You can’t erase all stress from life, but there are stressors you can control. Find out what works for your home and work toward creating an environment in which your kids feel safe, secure, and understood.
Practice conflict resolution in your home.
When problems arise, it’s so tempting to quickly blame the most mischievous one or even sweep the issues under the carpet. History tells us that neither method solves anything but makes the problem worse in the long run.
Facing the problem is the first step in conflict resolution. Acknowledging that there is disappointment or anger will make the child feel heard. Avoid blaming or name calling.
Step two is to work out the conflict. Let’s have a look at the following scenario.
A child is sitting on the floor and his sibling approaches and yanks the toy from him. He screams with great distress. To him, it’s the end of his world.
You can train your kids to use different conflict resolution techniques. Communication is key in conflict resolution. In this situation, you can teach him to tell an adult what has happened. This trains him to go for help when he is in trouble rather than blindly trying to figure out life on his own. If the kids are older, you can teach them to talk about the problem respectfully.
In any case, if you as the parent approach the crisis with the mindset that there’s always a solution, your kids will learn over time that they can dissolve their disagreements together.
Encourage your kids to forgive each other and bond.
Along with Please, Thank-you, I love you, and I’m sorry, every home should practice the words, “I forgive you!”

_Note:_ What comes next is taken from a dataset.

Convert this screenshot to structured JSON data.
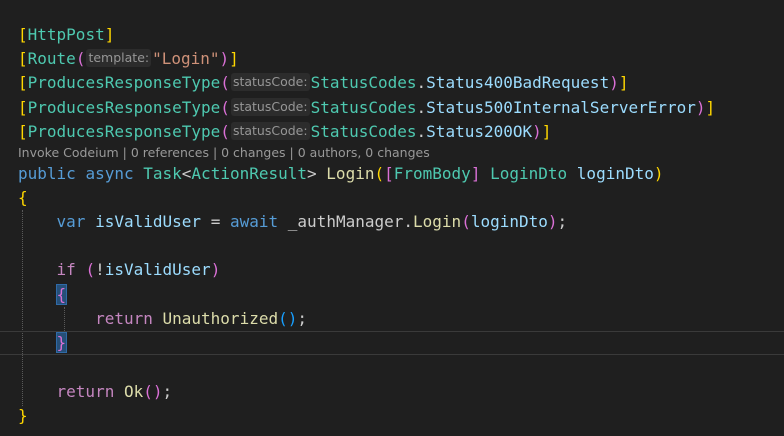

Forgiveness doesn’t mean that the other person has not wronged you, but it releases you from the binds of resentment. As your kids learn how to forgive, they learn to give up grudges against others who have wronged them. They learn to move on in life rather than stay stuck with hatred and bitterness. (10 Ways to Teach Your Children How to Forgive )
If your kids can see the other sibling isn’t as bad as they thought, they can actually begin to see the good in them. As they grow in respect toward the other’s boundaries, they will gain trust with each other.
When trust and respect grow together, siblings become bonded for life.
Conflict with proper guidance creates tenacious relationship builders.
The principles you teach your children as they learn problem solving in your home prepare them for their future relationships. It so vitally important for our kids to be properly guided in conflict resolution and respect; kids become adults.
Your consistency in intentional training is bound to be rewarded as your kids learn to develop close relationships with you and each other.
Don’t be afraid to step in and be the parent. Use your authority with grace and wisdom. Your kids believe you are their hero and long for your attention. Give freely without holding back.
Have you gained inspiration from these tips? Have you been able to grasp some sort of hope to keep on holding up the storms in your home? If yes, be sure to leave a comment and click the share button.